_Required action_
Count every line in the records below that contains the string "SALE". Report that number alone.

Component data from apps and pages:
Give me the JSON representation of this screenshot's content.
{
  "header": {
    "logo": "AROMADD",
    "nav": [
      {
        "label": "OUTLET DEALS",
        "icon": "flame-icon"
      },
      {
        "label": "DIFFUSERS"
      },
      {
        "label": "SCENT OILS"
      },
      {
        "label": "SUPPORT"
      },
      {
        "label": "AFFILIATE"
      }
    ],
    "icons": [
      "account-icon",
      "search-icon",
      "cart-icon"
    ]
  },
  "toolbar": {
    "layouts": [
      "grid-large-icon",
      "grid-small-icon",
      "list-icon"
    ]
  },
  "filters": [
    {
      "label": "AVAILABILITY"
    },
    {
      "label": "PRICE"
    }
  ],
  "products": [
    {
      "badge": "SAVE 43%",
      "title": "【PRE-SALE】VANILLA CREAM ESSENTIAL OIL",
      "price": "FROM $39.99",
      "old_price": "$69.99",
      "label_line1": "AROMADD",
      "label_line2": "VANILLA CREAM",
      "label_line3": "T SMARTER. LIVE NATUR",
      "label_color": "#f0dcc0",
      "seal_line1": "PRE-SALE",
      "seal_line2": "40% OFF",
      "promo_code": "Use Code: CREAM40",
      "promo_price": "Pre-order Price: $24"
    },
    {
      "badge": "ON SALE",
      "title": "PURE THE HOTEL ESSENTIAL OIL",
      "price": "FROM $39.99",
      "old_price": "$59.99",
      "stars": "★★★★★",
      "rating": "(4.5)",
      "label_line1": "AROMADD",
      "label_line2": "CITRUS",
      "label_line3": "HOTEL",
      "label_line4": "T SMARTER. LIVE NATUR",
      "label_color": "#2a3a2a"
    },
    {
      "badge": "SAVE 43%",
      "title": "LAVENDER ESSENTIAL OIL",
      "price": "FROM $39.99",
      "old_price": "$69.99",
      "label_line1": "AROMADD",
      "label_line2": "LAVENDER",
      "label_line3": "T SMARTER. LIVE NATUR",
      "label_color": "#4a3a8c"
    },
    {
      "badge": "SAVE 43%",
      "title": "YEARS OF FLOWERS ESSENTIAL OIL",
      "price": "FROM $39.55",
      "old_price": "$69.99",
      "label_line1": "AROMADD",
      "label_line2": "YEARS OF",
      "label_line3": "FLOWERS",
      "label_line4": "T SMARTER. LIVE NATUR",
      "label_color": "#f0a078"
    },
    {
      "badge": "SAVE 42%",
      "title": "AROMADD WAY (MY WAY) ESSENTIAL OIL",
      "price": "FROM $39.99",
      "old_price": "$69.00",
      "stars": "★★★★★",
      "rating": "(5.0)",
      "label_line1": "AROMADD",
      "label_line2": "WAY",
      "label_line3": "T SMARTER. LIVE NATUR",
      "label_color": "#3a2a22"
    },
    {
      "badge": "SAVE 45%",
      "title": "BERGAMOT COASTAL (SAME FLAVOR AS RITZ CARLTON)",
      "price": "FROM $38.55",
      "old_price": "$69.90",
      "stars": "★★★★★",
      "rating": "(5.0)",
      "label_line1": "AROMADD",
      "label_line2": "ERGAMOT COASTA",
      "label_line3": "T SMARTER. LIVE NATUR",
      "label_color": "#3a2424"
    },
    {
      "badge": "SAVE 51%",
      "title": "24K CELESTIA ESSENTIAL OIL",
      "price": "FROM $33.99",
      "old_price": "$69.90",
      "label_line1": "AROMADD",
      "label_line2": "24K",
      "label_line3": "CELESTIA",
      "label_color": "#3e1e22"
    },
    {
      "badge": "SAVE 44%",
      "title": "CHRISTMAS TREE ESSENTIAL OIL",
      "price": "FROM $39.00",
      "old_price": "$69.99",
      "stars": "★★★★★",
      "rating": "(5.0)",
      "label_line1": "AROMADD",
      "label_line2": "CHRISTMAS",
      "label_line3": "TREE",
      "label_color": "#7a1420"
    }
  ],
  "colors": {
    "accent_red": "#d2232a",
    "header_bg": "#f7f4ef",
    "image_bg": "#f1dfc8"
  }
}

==

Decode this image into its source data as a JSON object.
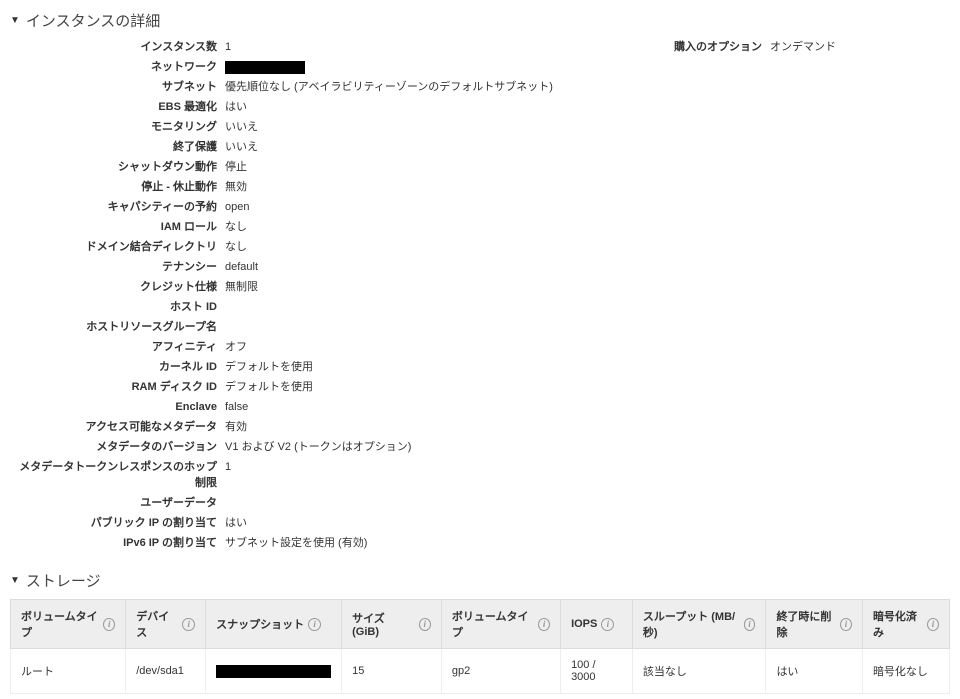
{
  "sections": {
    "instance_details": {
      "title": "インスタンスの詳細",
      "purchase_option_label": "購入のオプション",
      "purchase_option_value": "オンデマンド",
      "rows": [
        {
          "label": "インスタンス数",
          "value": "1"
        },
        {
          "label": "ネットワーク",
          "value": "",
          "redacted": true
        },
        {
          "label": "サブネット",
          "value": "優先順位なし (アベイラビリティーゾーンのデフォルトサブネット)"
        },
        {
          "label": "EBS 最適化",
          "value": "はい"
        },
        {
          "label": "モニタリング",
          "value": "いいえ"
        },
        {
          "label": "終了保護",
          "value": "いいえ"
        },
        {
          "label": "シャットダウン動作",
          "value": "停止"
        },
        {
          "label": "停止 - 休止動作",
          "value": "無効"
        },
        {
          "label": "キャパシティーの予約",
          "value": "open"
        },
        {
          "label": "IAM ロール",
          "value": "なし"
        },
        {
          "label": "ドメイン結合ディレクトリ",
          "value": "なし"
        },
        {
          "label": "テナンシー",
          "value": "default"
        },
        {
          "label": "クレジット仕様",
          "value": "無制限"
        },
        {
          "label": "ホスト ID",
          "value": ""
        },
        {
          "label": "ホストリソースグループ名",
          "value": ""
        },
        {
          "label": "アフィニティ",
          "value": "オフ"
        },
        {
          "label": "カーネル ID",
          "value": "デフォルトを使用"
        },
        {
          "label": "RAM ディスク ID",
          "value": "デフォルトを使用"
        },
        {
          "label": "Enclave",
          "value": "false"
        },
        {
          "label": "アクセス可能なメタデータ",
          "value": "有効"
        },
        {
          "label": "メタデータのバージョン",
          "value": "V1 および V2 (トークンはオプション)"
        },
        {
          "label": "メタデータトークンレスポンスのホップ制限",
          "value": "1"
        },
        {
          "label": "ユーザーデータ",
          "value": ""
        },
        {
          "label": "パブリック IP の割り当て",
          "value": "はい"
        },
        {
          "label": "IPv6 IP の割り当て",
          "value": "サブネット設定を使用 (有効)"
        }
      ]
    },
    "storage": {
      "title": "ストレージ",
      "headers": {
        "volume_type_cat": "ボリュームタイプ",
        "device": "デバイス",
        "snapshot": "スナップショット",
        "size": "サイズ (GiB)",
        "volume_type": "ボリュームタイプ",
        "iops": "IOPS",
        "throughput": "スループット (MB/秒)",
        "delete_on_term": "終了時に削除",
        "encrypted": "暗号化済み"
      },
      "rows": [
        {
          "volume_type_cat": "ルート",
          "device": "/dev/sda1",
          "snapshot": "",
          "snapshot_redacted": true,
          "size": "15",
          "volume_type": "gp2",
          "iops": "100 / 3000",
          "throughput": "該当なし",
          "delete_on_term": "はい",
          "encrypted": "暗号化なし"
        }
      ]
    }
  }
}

_Written solution_
3